HTTP, also known as Hypertext Transfer Protocol, is an application protocol used for communication on the World Wide Web (WWW). It specifies how messages should be formatted and transmitted, as well as what actions Web servers and browsers should take in response to various commands received.
HTTP is the backbone of data communication on the World Wide Web, supporting various types of data such as HTML pages, images, videos and other multimedia content. It works as a client-server protocol – requests are sent from a client (like a web browser) to a server and received by that same server with all requested details.
HTTP utilizes a request-response model, in which the client sends a request message to the server and receives back an answer with requested data. A request message consists of several elements such as a request line specifying what type of request (like GET or POST), headers providing additional context about the request, and optional message body containing any data sent directly by the client to the server.
Similar to a response message, which consists of a response line specifying the status (such as 200 OK or 404 Not Found), response headers that provide additional details about the response, and an optional message body containing requested data.
HTTP is an insecure protocol, meaning the data transmitted over it isn’t encrypted and could be read or intercepted by anyone with the right tools.

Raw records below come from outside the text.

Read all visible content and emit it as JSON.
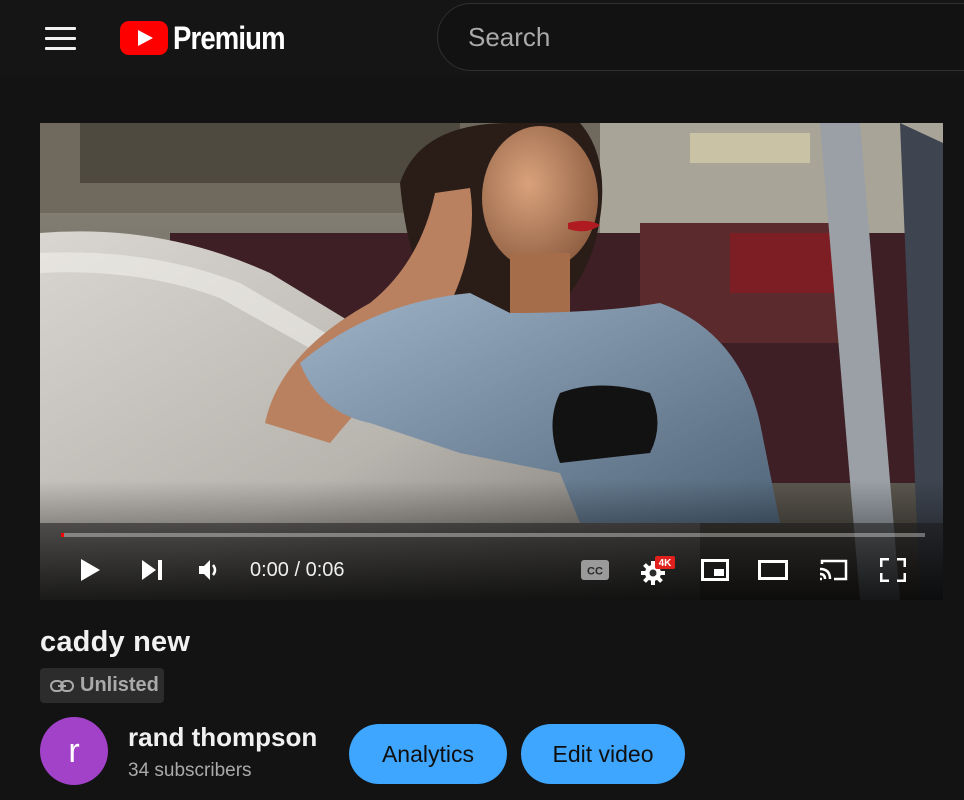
{
  "header": {
    "logo_text": "Premium",
    "search_placeholder": "Search"
  },
  "player": {
    "current_time": "0:00",
    "duration": "0:06",
    "time_display": "0:00 / 0:06",
    "progress": 0.003,
    "quality_badge": "4K",
    "cc_label": "CC"
  },
  "video": {
    "title": "caddy new",
    "visibility": "Unlisted"
  },
  "channel": {
    "avatar_letter": "r",
    "name": "rand thompson",
    "subscribers": "34 subscribers"
  },
  "actions": {
    "analytics_label": "Analytics",
    "edit_label": "Edit video"
  },
  "colors": {
    "accent": "#3ea6ff",
    "brand_red": "#ff0000",
    "avatar": "#a142c9",
    "background": "#131313"
  }
}
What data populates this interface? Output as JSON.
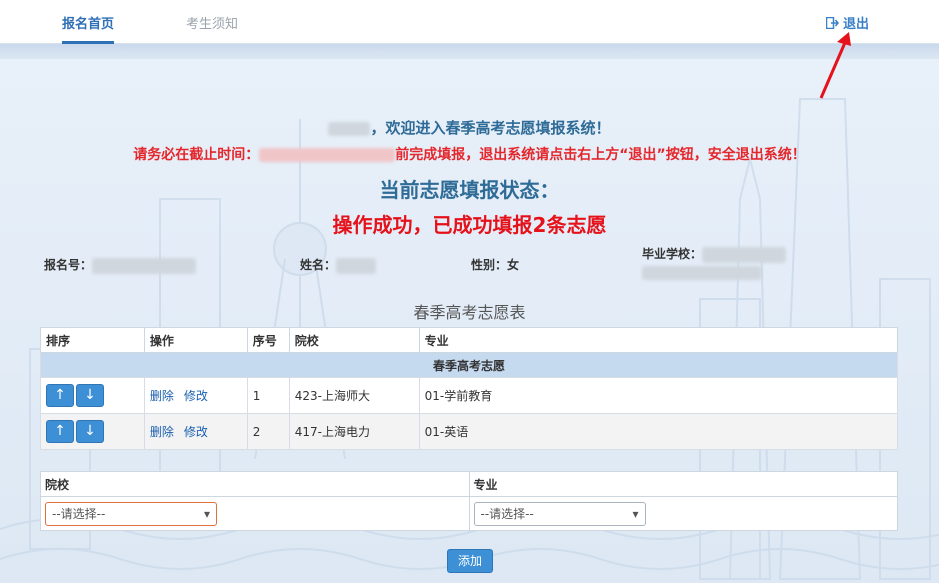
{
  "nav": {
    "tabs": [
      {
        "label": "报名首页",
        "active": true
      },
      {
        "label": "考生须知",
        "active": false
      }
    ],
    "logout_label": "退出",
    "logout_icon": "sign-out-icon"
  },
  "welcome_suffix": "，欢迎进入春季高考志愿填报系统！",
  "deadline_prefix": "请务必在截止时间：",
  "deadline_suffix": "前完成填报，退出系统请点击右上方“退出”按钮，安全退出系统！",
  "status": {
    "title": "当前志愿填报状态：",
    "value": "操作成功，已成功填报2条志愿"
  },
  "info": {
    "reg_no_label": "报名号：",
    "name_label": "姓名：",
    "gender_label": "性别：",
    "gender_value": "女",
    "school_label": "毕业学校："
  },
  "table": {
    "title": "春季高考志愿表",
    "headers": [
      "排序",
      "操作",
      "序号",
      "院校",
      "专业"
    ],
    "group_label": "春季高考志愿",
    "up_label": "↑",
    "down_label": "↓",
    "delete_label": "删除",
    "edit_label": "修改",
    "rows": [
      {
        "seq": "1",
        "school": "423-上海师大",
        "major": "01-学前教育"
      },
      {
        "seq": "2",
        "school": "417-上海电力",
        "major": "01-英语"
      }
    ]
  },
  "form": {
    "school_label": "院校",
    "major_label": "专业",
    "school_placeholder": "--请选择--",
    "major_placeholder": "--请选择--",
    "add_label": "添加"
  },
  "colors": {
    "accent": "#2f6fb5",
    "danger": "#e5121b",
    "button": "#3d8fd6"
  }
}
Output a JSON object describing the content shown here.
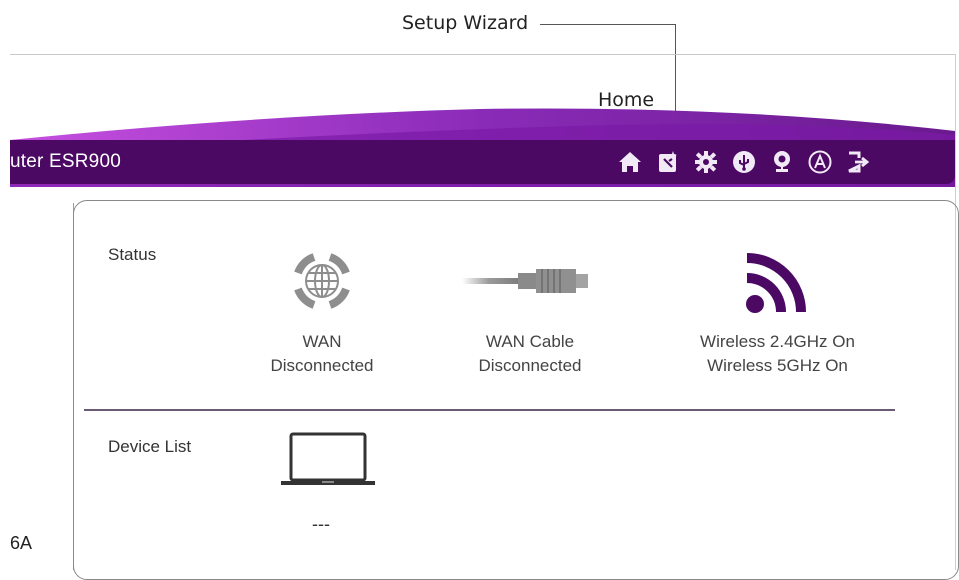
{
  "callouts": {
    "setup_wizard": "Setup Wizard",
    "home": "Home"
  },
  "header": {
    "product_name": "uter ESR900",
    "brand_color": "#4b0963",
    "accent_color": "#8a2bb8",
    "nav_icons": [
      "home-icon",
      "setup-wizard-icon",
      "gear-icon",
      "usb-icon",
      "webcam-icon",
      "a-icon",
      "logout-icon"
    ]
  },
  "sidebar": {
    "partial_text": "6A"
  },
  "status": {
    "label": "Status",
    "items": [
      {
        "icon": "globe-icon",
        "line1": "WAN",
        "line2": "Disconnected"
      },
      {
        "icon": "cable-icon",
        "line1": "WAN Cable",
        "line2": "Disconnected"
      },
      {
        "icon": "wifi-icon",
        "line1": "Wireless 2.4GHz On",
        "line2": "Wireless 5GHz On"
      }
    ]
  },
  "device_list": {
    "label": "Device List",
    "device_value": "---"
  }
}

To address this problem, HTTPS (HTTP Secure) was developed; it encrypts transmitted data using Secure Sockets Layer/Transport Layer Security encryption.